REQUIRED WORK:
Send back all of the records, each one exactly as written.

RECORDS TO USE:
+ + +

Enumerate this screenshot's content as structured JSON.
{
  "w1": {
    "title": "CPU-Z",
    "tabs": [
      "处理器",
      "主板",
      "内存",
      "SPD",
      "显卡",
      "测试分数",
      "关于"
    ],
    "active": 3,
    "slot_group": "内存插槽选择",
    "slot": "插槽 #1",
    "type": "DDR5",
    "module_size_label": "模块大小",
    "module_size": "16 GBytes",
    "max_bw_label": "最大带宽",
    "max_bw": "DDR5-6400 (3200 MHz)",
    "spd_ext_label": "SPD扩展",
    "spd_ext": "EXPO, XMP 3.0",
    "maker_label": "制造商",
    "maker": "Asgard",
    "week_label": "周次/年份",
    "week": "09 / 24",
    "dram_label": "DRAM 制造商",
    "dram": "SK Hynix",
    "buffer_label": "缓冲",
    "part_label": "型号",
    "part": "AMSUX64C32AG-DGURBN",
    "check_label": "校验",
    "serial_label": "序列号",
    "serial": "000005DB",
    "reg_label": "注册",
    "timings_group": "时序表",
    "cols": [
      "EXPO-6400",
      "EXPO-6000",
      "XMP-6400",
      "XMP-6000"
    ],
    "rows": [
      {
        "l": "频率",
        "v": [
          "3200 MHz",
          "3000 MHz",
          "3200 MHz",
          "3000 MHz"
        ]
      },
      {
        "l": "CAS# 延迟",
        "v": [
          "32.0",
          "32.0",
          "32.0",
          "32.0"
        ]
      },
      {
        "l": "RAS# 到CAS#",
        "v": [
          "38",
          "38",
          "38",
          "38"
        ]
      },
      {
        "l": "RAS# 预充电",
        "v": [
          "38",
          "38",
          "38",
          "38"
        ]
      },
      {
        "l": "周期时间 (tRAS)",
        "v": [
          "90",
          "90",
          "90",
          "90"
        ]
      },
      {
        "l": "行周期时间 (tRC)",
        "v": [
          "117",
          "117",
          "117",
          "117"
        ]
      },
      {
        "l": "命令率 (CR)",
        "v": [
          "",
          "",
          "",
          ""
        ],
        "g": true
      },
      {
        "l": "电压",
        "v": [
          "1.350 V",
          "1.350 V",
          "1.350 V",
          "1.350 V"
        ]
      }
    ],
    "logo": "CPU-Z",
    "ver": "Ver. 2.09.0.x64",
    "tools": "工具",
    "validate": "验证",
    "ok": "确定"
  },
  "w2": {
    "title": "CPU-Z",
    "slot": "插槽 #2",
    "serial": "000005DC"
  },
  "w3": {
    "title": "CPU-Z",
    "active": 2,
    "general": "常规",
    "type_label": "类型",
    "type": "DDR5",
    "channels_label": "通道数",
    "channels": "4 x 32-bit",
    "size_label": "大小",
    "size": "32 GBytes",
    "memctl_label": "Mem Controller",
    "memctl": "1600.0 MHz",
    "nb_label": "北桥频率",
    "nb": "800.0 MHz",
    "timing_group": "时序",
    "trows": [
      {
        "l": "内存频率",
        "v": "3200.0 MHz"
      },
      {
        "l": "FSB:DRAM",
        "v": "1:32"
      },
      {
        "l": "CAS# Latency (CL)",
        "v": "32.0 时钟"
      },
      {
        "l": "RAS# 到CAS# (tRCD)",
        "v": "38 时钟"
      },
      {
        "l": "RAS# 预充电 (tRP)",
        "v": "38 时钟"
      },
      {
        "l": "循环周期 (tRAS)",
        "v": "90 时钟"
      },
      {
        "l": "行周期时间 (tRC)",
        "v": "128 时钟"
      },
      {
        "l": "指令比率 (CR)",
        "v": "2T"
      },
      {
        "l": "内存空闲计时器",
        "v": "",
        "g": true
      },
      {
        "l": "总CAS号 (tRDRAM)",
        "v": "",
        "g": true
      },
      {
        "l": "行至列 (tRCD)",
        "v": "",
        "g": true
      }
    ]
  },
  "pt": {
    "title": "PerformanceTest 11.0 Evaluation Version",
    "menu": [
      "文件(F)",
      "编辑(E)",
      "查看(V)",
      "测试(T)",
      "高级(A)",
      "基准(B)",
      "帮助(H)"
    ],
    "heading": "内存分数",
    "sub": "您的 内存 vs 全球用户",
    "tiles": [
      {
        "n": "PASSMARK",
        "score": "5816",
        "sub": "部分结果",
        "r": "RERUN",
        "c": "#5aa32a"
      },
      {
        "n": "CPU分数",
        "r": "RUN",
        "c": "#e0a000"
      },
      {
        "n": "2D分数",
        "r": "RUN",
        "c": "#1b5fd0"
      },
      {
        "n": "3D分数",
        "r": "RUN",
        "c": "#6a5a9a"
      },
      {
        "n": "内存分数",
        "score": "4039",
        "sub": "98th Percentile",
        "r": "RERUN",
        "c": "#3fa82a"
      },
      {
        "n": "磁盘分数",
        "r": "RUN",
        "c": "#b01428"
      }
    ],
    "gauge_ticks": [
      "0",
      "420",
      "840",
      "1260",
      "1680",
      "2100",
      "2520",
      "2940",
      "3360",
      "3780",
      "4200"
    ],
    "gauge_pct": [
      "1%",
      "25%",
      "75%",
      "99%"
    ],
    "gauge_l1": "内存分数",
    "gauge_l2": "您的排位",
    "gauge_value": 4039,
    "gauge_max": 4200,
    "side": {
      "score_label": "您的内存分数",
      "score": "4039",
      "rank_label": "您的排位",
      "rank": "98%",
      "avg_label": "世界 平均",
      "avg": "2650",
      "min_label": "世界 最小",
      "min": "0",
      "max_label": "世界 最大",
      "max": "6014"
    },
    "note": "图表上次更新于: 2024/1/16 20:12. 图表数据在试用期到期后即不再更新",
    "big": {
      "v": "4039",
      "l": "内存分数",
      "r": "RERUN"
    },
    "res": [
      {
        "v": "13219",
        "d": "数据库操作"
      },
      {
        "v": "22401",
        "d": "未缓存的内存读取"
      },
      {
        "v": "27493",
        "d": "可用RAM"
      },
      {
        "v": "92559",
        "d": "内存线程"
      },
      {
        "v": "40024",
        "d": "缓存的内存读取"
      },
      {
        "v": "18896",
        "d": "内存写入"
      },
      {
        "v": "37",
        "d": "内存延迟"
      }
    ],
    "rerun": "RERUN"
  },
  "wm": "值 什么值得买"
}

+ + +

ANSWER:
Enumerate this screenshot's content as structured JSON.
{
  "w1": {
    "title": "CPU-Z",
    "tabs": [
      "处理器",
      "主板",
      "内存",
      "SPD",
      "显卡",
      "测试分数",
      "关于"
    ],
    "active": 3,
    "slot_group": "内存插槽选择",
    "slot": "插槽 #1",
    "type": "DDR5",
    "module_size_label": "模块大小",
    "module_size": "16 GBytes",
    "max_bw_label": "最大带宽",
    "max_bw": "DDR5-6400 (3200 MHz)",
    "spd_ext_label": "SPD扩展",
    "spd_ext": "EXPO, XMP 3.0",
    "maker_label": "制造商",
    "maker": "Asgard",
    "week_label": "周次/年份",
    "week": "09 / 24",
    "dram_label": "DRAM 制造商",
    "dram": "SK Hynix",
    "buffer_label": "缓冲",
    "part_label": "型号",
    "part": "AMSUX64C32AG-DGURBN",
    "check_label": "校验",
    "serial_label": "序列号",
    "serial": "000005DB",
    "reg_label": "注册",
    "timings_group": "时序表",
    "cols": [
      "EXPO-6400",
      "EXPO-6000",
      "XMP-6400",
      "XMP-6000"
    ],
    "rows": [
      {
        "l": "频率",
        "v": [
          "3200 MHz",
          "3000 MHz",
          "3200 MHz",
          "3000 MHz"
        ]
      },
      {
        "l": "CAS# 延迟",
        "v": [
          "32.0",
          "32.0",
          "32.0",
          "32.0"
        ]
      },
      {
        "l": "RAS# 到CAS#",
        "v": [
          "38",
          "38",
          "38",
          "38"
        ]
      },
      {
        "l": "RAS# 预充电",
        "v": [
          "38",
          "38",
          "38",
          "38"
        ]
      },
      {
        "l": "周期时间 (tRAS)",
        "v": [
          "90",
          "90",
          "90",
          "90"
        ]
      },
      {
        "l": "行周期时间 (tRC)",
        "v": [
          "117",
          "117",
          "117",
          "117"
        ]
      },
      {
        "l": "命令率 (CR)",
        "v": [
          "",
          "",
          "",
          ""
        ],
        "g": true
      },
      {
        "l": "电压",
        "v": [
          "1.350 V",
          "1.350 V",
          "1.350 V",
          "1.350 V"
        ]
      }
    ],
    "logo": "CPU-Z",
    "ver": "Ver. 2.09.0.x64",
    "tools": "工具",
    "validate": "验证",
    "ok": "确定"
  },
  "w2": {
    "title": "CPU-Z",
    "slot": "插槽 #2",
    "serial": "000005DC"
  },
  "w3": {
    "title": "CPU-Z",
    "active": 2,
    "general": "常规",
    "type_label": "类型",
    "type": "DDR5",
    "channels_label": "通道数",
    "channels": "4 x 32-bit",
    "size_label": "大小",
    "size": "32 GBytes",
    "memctl_label": "Mem Controller",
    "memctl": "1600.0 MHz",
    "nb_label": "北桥频率",
    "nb": "800.0 MHz",
    "timing_group": "时序",
    "trows": [
      {
        "l": "内存频率",
        "v": "3200.0 MHz"
      },
      {
        "l": "FSB:DRAM",
        "v": "1:32"
      },
      {
        "l": "CAS# Latency (CL)",
        "v": "32.0 时钟"
      },
      {
        "l": "RAS# 到CAS# (tRCD)",
        "v": "38 时钟"
      },
      {
        "l": "RAS# 预充电 (tRP)",
        "v": "38 时钟"
      },
      {
        "l": "循环周期 (tRAS)",
        "v": "90 时钟"
      },
      {
        "l": "行周期时间 (tRC)",
        "v": "128 时钟"
      },
      {
        "l": "指令比率 (CR)",
        "v": "2T"
      },
      {
        "l": "内存空闲计时器",
        "v": "",
        "g": true
      },
      {
        "l": "总CAS号 (tRDRAM)",
        "v": "",
        "g": true
      },
      {
        "l": "行至列 (tRCD)",
        "v": "",
        "g": true
      }
    ]
  },
  "pt": {
    "title": "PerformanceTest 11.0 Evaluation Version",
    "menu": [
      "文件(F)",
      "编辑(E)",
      "查看(V)",
      "测试(T)",
      "高级(A)",
      "基准(B)",
      "帮助(H)"
    ],
    "heading": "内存分数",
    "sub": "您的 内存 vs 全球用户",
    "tiles": [
      {
        "n": "PASSMARK",
        "score": "5816",
        "sub": "部分结果",
        "r": "RERUN",
        "c": "#5aa32a"
      },
      {
        "n": "CPU分数",
        "r": "RUN",
        "c": "#e0a000"
      },
      {
        "n": "2D分数",
        "r": "RUN",
        "c": "#1b5fd0"
      },
      {
        "n": "3D分数",
        "r": "RUN",
        "c": "#6a5a9a"
      },
      {
        "n": "内存分数",
        "score": "4039",
        "sub": "98th Percentile",
        "r": "RERUN",
        "c": "#3fa82a"
      },
      {
        "n": "磁盘分数",
        "r": "RUN",
        "c": "#b01428"
      }
    ],
    "gauge_ticks": [
      "0",
      "420",
      "840",
      "1260",
      "1680",
      "2100",
      "2520",
      "2940",
      "3360",
      "3780",
      "4200"
    ],
    "gauge_pct": [
      "1%",
      "25%",
      "75%",
      "99%"
    ],
    "gauge_l1": "内存分数",
    "gauge_l2": "您的排位",
    "gauge_value": 4039,
    "gauge_max": 4200,
    "side": {
      "score_label": "您的内存分数",
      "score": "4039",
      "rank_label": "您的排位",
      "rank": "98%",
      "avg_label": "世界 平均",
      "avg": "2650",
      "min_label": "世界 最小",
      "min": "0",
      "max_label": "世界 最大",
      "max": "6014"
    },
    "note": "图表上次更新于: 2024/1/16 20:12. 图表数据在试用期到期后即不再更新",
    "big": {
      "v": "4039",
      "l": "内存分数",
      "r": "RERUN"
    },
    "res": [
      {
        "v": "13219",
        "d": "数据库操作"
      },
      {
        "v": "22401",
        "d": "未缓存的内存读取"
      },
      {
        "v": "27493",
        "d": "可用RAM"
      },
      {
        "v": "92559",
        "d": "内存线程"
      },
      {
        "v": "40024",
        "d": "缓存的内存读取"
      },
      {
        "v": "18896",
        "d": "内存写入"
      },
      {
        "v": "37",
        "d": "内存延迟"
      }
    ],
    "rerun": "RERUN"
  },
  "wm": "值 什么值得买"
}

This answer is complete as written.